**What is being asked**
Whenever a line in this data holds the word "list", report that line in full.

**Dataset excerpts**
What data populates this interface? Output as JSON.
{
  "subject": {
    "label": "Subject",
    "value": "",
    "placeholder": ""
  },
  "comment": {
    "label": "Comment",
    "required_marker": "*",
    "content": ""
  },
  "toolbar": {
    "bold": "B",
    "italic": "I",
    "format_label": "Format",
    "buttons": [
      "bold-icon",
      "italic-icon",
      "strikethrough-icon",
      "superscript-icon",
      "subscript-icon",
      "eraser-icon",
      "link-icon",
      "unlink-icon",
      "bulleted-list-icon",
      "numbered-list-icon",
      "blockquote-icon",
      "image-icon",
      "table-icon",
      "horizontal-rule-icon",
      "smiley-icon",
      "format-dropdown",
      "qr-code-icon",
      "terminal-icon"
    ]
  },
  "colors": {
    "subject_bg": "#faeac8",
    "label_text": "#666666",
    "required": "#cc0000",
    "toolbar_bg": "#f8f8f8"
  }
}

**Solved problem**
      "bulleted-list-icon",
      "numbered-list-icon",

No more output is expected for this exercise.